__Assignment__. Print all the records exactly, please.

[Entries from a dataset of interfaces]
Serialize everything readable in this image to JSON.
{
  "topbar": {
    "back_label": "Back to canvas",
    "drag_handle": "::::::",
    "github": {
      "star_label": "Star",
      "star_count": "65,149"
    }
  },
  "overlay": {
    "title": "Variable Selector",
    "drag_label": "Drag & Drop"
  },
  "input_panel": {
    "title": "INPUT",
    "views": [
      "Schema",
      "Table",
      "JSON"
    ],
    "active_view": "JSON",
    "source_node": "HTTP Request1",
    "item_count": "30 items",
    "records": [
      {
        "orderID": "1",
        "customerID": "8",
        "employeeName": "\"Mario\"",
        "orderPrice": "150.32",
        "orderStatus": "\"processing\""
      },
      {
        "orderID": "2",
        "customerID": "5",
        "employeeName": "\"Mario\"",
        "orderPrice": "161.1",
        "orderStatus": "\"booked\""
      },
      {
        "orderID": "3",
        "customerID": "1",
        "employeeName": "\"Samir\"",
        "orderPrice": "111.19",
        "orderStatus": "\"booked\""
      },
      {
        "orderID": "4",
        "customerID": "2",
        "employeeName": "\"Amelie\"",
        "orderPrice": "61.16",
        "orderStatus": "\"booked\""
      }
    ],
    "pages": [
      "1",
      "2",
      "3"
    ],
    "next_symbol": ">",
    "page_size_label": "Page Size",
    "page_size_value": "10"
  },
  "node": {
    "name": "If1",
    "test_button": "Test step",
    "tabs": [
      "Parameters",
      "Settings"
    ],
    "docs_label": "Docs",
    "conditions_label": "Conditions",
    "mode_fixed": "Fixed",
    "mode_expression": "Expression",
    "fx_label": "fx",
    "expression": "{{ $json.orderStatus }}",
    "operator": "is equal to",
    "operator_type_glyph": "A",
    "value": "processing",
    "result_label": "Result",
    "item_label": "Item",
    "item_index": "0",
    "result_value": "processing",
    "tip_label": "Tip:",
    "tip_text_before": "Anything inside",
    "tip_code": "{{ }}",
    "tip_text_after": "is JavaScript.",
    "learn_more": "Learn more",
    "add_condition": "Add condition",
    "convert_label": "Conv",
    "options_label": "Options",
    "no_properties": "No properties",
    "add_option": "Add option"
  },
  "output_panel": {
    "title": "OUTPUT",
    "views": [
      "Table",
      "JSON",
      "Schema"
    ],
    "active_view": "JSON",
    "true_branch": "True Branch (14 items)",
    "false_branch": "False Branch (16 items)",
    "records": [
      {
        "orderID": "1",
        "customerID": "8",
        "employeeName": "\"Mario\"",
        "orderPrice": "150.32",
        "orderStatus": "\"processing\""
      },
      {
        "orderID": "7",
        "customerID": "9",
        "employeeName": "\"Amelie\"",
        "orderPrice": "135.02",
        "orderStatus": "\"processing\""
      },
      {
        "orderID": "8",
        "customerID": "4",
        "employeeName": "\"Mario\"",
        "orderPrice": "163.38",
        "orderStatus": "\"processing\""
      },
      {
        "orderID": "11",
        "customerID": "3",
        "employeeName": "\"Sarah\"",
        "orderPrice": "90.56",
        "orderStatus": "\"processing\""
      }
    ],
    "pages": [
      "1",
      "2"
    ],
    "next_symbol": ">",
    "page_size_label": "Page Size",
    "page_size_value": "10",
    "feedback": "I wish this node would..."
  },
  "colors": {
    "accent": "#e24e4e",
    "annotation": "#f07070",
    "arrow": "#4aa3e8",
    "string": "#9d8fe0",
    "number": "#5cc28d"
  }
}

__Answer for this exercise__.
Serialize everything readable in this image to JSON.
{
  "topbar": {
    "back_label": "Back to canvas",
    "drag_handle": "::::::",
    "github": {
      "star_label": "Star",
      "star_count": "65,149"
    }
  },
  "overlay": {
    "title": "Variable Selector",
    "drag_label": "Drag & Drop"
  },
  "input_panel": {
    "title": "INPUT",
    "views": [
      "Schema",
      "Table",
      "JSON"
    ],
    "active_view": "JSON",
    "source_node": "HTTP Request1",
    "item_count": "30 items",
    "records": [
      {
        "orderID": "1",
        "customerID": "8",
        "employeeName": "\"Mario\"",
        "orderPrice": "150.32",
        "orderStatus": "\"processing\""
      },
      {
        "orderID": "2",
        "customerID": "5",
        "employeeName": "\"Mario\"",
        "orderPrice": "161.1",
        "orderStatus": "\"booked\""
      },
      {
        "orderID": "3",
        "customerID": "1",
        "employeeName": "\"Samir\"",
        "orderPrice": "111.19",
        "orderStatus": "\"booked\""
      },
      {
        "orderID": "4",
        "customerID": "2",
        "employeeName": "\"Amelie\"",
        "orderPrice": "61.16",
        "orderStatus": "\"booked\""
      }
    ],
    "pages": [
      "1",
      "2",
      "3"
    ],
    "next_symbol": ">",
    "page_size_label": "Page Size",
    "page_size_value": "10"
  },
  "node": {
    "name": "If1",
    "test_button": "Test step",
    "tabs": [
      "Parameters",
      "Settings"
    ],
    "docs_label": "Docs",
    "conditions_label": "Conditions",
    "mode_fixed": "Fixed",
    "mode_expression": "Expression",
    "fx_label": "fx",
    "expression": "{{ $json.orderStatus }}",
    "operator": "is equal to",
    "operator_type_glyph": "A",
    "value": "processing",
    "result_label": "Result",
    "item_label": "Item",
    "item_index": "0",
    "result_value": "processing",
    "tip_label": "Tip:",
    "tip_text_before": "Anything inside",
    "tip_code": "{{ }}",
    "tip_text_after": "is JavaScript.",
    "learn_more": "Learn more",
    "add_condition": "Add condition",
    "convert_label": "Conv",
    "options_label": "Options",
    "no_properties": "No properties",
    "add_option": "Add option"
  },
  "output_panel": {
    "title": "OUTPUT",
    "views": [
      "Table",
      "JSON",
      "Schema"
    ],
    "active_view": "JSON",
    "true_branch": "True Branch (14 items)",
    "false_branch": "False Branch (16 items)",
    "records": [
      {
        "orderID": "1",
        "customerID": "8",
        "employeeName": "\"Mario\"",
        "orderPrice": "150.32",
        "orderStatus": "\"processing\""
      },
      {
        "orderID": "7",
        "customerID": "9",
        "employeeName": "\"Amelie\"",
        "orderPrice": "135.02",
        "orderStatus": "\"processing\""
      },
      {
        "orderID": "8",
        "customerID": "4",
        "employeeName": "\"Mario\"",
        "orderPrice": "163.38",
        "orderStatus": "\"processing\""
      },
      {
        "orderID": "11",
        "customerID": "3",
        "employeeName": "\"Sarah\"",
        "orderPrice": "90.56",
        "orderStatus": "\"processing\""
      }
    ],
    "pages": [
      "1",
      "2"
    ],
    "next_symbol": ">",
    "page_size_label": "Page Size",
    "page_size_value": "10",
    "feedback": "I wish this node would..."
  },
  "colors": {
    "accent": "#e24e4e",
    "annotation": "#f07070",
    "arrow": "#4aa3e8",
    "string": "#9d8fe0",
    "number": "#5cc28d"
  }
}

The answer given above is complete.